By Lisa Marie Stahl
My colony didnt have a garden this year. Yet, one glance in the communal kitchens cooler would have you guessing we had a bumper crop.
Because we didnt have water to irrigate, we predicted early enough that our yearly supply of produce would not come from our town garden, which normally supplied several other needy colonies besides our own. But we also knew the local grocery stores wouldnt be our suppliers, either.
Through the summer months there was hardly a car that came to visit from the other colonies that didnt bring us some kind of garden vegetable.
Such random acts of goodness are not new to the Hutterites. Helping out a needy colony with produce is perhaps the most popular way of helping.
It did surprise and impress me to see that the colonies we had helped out in the past were some of the first to call and ask what we would be needing and how much.
More than a dozen colonies came to our aid this summer, some as far away as Saskatoon, Saskatchewan. Though we were able to get some corn, onions, carrots and potatoes from our garden, we know we dont have enough to last us through the winter months.
Several days ago we gathered our onions, which were about a third of what we had last year. These we cut up and froze in plastic bags to use until we run out. Then, again, well rely on other colonies to get us through the winter and spring of next year.
Our carrots will stay in the ground for a few more weeks. Its an old tradition not to put out the carrots until weve had a good frost. Our gardener claims the frost is what gives them a sweet, sugary taste.
As for our potatoes, well be digging them this Saturday. Its a job which all the guys help out doing. Out gardener is pleased with the potatoes, for the amount of rain they received.

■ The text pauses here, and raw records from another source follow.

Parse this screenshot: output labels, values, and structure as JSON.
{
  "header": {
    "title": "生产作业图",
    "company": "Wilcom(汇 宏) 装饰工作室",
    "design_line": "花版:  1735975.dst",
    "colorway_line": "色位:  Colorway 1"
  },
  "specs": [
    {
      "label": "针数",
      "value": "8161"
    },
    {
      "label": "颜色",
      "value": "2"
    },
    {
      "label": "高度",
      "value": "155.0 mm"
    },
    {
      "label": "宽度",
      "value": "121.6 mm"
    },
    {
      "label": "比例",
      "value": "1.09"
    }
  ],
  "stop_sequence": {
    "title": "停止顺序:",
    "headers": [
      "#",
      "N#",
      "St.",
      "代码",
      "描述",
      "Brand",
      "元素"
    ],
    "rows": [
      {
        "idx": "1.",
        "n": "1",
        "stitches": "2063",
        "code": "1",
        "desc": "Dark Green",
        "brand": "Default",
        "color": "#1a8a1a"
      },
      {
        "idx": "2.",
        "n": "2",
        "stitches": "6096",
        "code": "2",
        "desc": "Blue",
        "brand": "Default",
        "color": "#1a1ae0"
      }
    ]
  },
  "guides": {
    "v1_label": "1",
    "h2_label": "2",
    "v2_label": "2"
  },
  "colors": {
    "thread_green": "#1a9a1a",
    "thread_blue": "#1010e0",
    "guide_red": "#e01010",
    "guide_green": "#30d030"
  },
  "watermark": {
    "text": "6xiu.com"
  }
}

Though the disappointment of not having a garden is great to a colony, were thankful to know we wont be left empty-handed. Its such hardships which teach us an important lesson: In order to receive, one must give, but better yet, its what makes the Hutterian communities bond stronger.

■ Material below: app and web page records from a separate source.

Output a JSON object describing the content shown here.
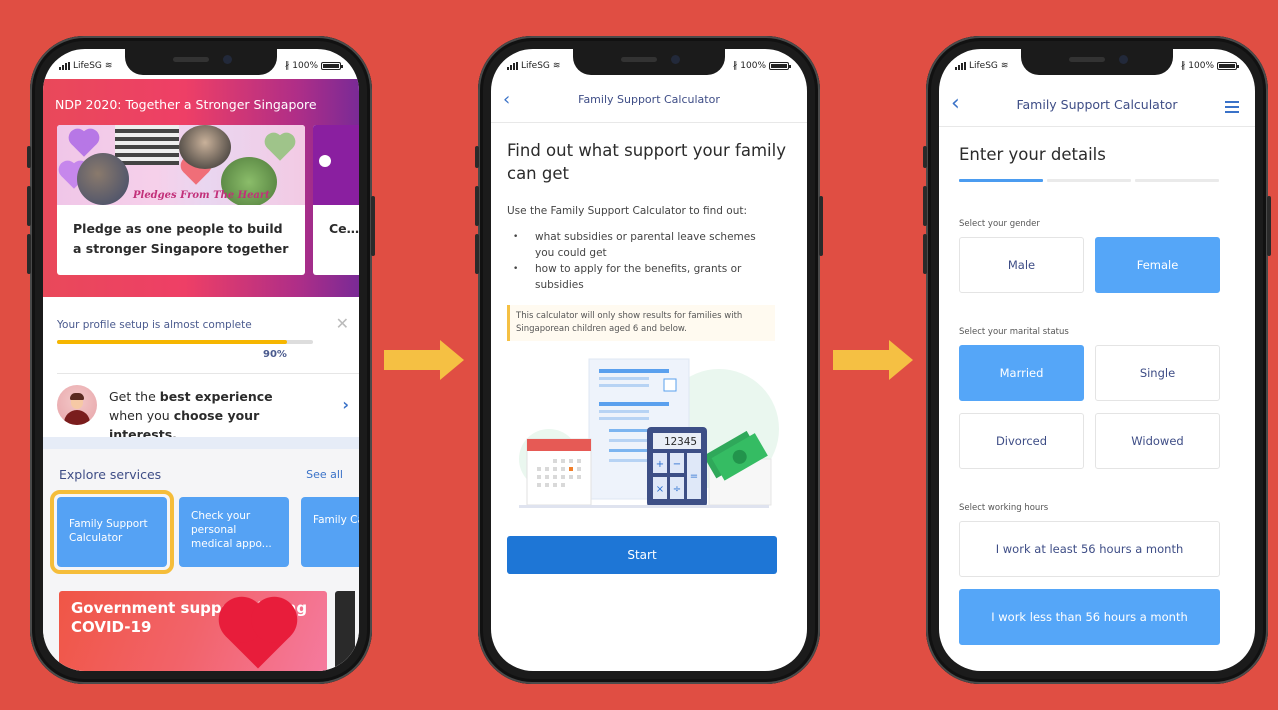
{
  "colors": {
    "background": "#e04e43",
    "accent_blue": "#55a6f8",
    "primary_button": "#1e76d6",
    "arrow_yellow": "#f5c043",
    "progress_yellow": "#f6b600",
    "nav_text": "#3e4d86"
  },
  "status_bar": {
    "carrier": "LifeSG",
    "battery": "100%",
    "icons": [
      "signal-icon",
      "wifi-icon",
      "bluetooth-icon",
      "battery-icon"
    ]
  },
  "screen1": {
    "banner_title": "NDP 2020: Together a Stronger Singapore",
    "cards": [
      {
        "image_caption": "Pledges From The Heart",
        "text": "Pledge as one people to build a stronger Singapore together"
      },
      {
        "text": "Ce… dis…"
      }
    ],
    "profile": {
      "title": "Your profile setup is almost complete",
      "progress_percent": 90,
      "progress_label": "90%",
      "interest_text": {
        "part1": "Get the ",
        "bold1": "best experience",
        "part2": " when you ",
        "bold2": "choose your interests."
      }
    },
    "explore": {
      "title": "Explore services",
      "see_all": "See all",
      "services": [
        {
          "label": "Family Support Calculator",
          "highlighted": true
        },
        {
          "label": "Check your personal medical appo...",
          "highlighted": false
        },
        {
          "label": "Family Calcu…",
          "highlighted": false
        }
      ]
    },
    "promo": {
      "text": "Government support during COVID-19"
    }
  },
  "screen2": {
    "nav_title": "Family Support Calculator",
    "heading": "Find out what support your family can get",
    "intro": "Use the Family Support Calculator to find out:",
    "bullets": [
      "what subsidies or parental leave schemes you could get",
      "how to apply for the benefits, grants or subsidies"
    ],
    "notice": "This calculator will only show results for families with Singaporean children aged 6 and below.",
    "calculator_display": "12345",
    "start_button": "Start"
  },
  "screen3": {
    "nav_title": "Family Support Calculator",
    "heading": "Enter your details",
    "steps": {
      "current": 1,
      "total": 3
    },
    "gender": {
      "label": "Select your gender",
      "options": [
        "Male",
        "Female"
      ],
      "selected": "Female"
    },
    "marital": {
      "label": "Select your marital status",
      "options": [
        "Married",
        "Single",
        "Divorced",
        "Widowed"
      ],
      "selected": "Married"
    },
    "working": {
      "label": "Select working hours",
      "options": [
        "I work at least 56 hours a month",
        "I work less than 56 hours a month"
      ],
      "selected": "I work less than 56 hours a month"
    }
  }
}
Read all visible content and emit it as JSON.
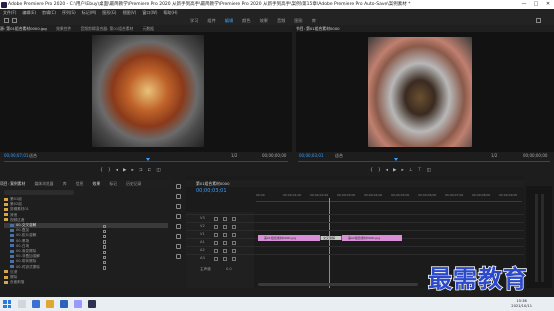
{
  "titlebar": {
    "title": "Adobe Premiere Pro 2020 - C:\\用户\\Ebuy\\桌面\\最简教学\\Premiere Pro 2020 从新手到高手\\最简教学\\Premiere Pro 2020 从新手到高手\\案例\\第15章\\Adobe Premiere Pro Auto-Save\\案例素材 *",
    "controls": [
      "—",
      "□",
      "✕"
    ]
  },
  "menu": [
    "文件(F)",
    "编辑(E)",
    "剪辑(C)",
    "序列(S)",
    "标记(M)",
    "图形(G)",
    "视图(V)",
    "窗口(W)",
    "帮助(H)"
  ],
  "workspaces": {
    "tabs": [
      "学习",
      "组件",
      "编辑",
      "颜色",
      "效果",
      "音频",
      "图形",
      "库"
    ],
    "active_index": 2
  },
  "source_panel": {
    "tabs": [
      "源: 第01组合素材0000.jpg",
      "效果控件",
      "音频剪辑混合器: 第01组合素材",
      "元数据"
    ],
    "timecode_left": "00;00;07;01",
    "fit": "适合",
    "ratio": "1/2",
    "timecode_right": "00;00;00;00"
  },
  "program_panel": {
    "tabs": [
      "节目: 第01组合素材0000"
    ],
    "timecode_left": "00;00;03;01",
    "fit": "适合",
    "ratio": "1/2",
    "timecode_right": "00;00;00;00"
  },
  "project_panel": {
    "tabs": [
      "项目: 案例素材",
      "媒体浏览器",
      "库",
      "信息",
      "效果",
      "标记",
      "历史记录"
    ],
    "rows": [
      {
        "label": "第01组",
        "indent": 0,
        "type": "folder",
        "selected": false
      },
      {
        "label": "第02组",
        "indent": 0,
        "type": "folder",
        "selected": false
      },
      {
        "label": "剪辑素材01",
        "indent": 0,
        "type": "folder",
        "selected": false
      },
      {
        "label": "其他",
        "indent": 0,
        "type": "folder",
        "selected": false
      },
      {
        "label": "视频过渡",
        "indent": 0,
        "type": "folder",
        "selected": false
      },
      {
        "label": "00-交叉溶解",
        "indent": 1,
        "type": "item",
        "selected": true
      },
      {
        "label": "00-叠加",
        "indent": 1,
        "type": "item",
        "selected": false
      },
      {
        "label": "00-胶片溶解",
        "indent": 1,
        "type": "item",
        "selected": false
      },
      {
        "label": "00-黑场",
        "indent": 1,
        "type": "item",
        "selected": false
      },
      {
        "label": "00-白场",
        "indent": 1,
        "type": "item",
        "selected": false
      },
      {
        "label": "00-渐变擦除",
        "indent": 1,
        "type": "item",
        "selected": false
      },
      {
        "label": "00-非叠加溶解",
        "indent": 1,
        "type": "item",
        "selected": false
      },
      {
        "label": "00-带状擦除",
        "indent": 1,
        "type": "item",
        "selected": false
      },
      {
        "label": "00-时钟式擦除",
        "indent": 1,
        "type": "item",
        "selected": false
      },
      {
        "label": "沉浸",
        "indent": 0,
        "type": "folder",
        "selected": false
      },
      {
        "label": "擦除",
        "indent": 0,
        "type": "folder",
        "selected": false
      },
      {
        "label": "页面剥落",
        "indent": 0,
        "type": "folder",
        "selected": false
      }
    ]
  },
  "timeline": {
    "tab": "第01组合素材0000",
    "timecode": "00;00;03;01",
    "ruler_labels": [
      "00;00",
      "00;00;01;00",
      "00;00;02;00",
      "00;00;03;00",
      "00;00;04;00",
      "00;00;05;00",
      "00;00;06;00",
      "00;00;07;00",
      "00;00;08;00",
      "00;00;09;00"
    ],
    "tracks": [
      {
        "name": "V3"
      },
      {
        "name": "V2"
      },
      {
        "name": "V1"
      },
      {
        "name": "A1"
      },
      {
        "name": "A2"
      },
      {
        "name": "A3"
      }
    ],
    "master": "主声道",
    "master_value": "0.0",
    "clips": [
      {
        "label": "第01组合素材0000.jpg",
        "color": "#d98fd6"
      },
      {
        "label": "交叉溶解",
        "color": "#c8c8c8"
      },
      {
        "label": "第02组合素材0000.jpg",
        "color": "#d98fd6"
      }
    ]
  },
  "taskbar": {
    "time": "15:36",
    "date": "2021/10/11"
  },
  "watermark": "最需教育"
}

Our situation reminds me of a cross stitched sign my grandma has hanging in her home: The hand that gives, gathers.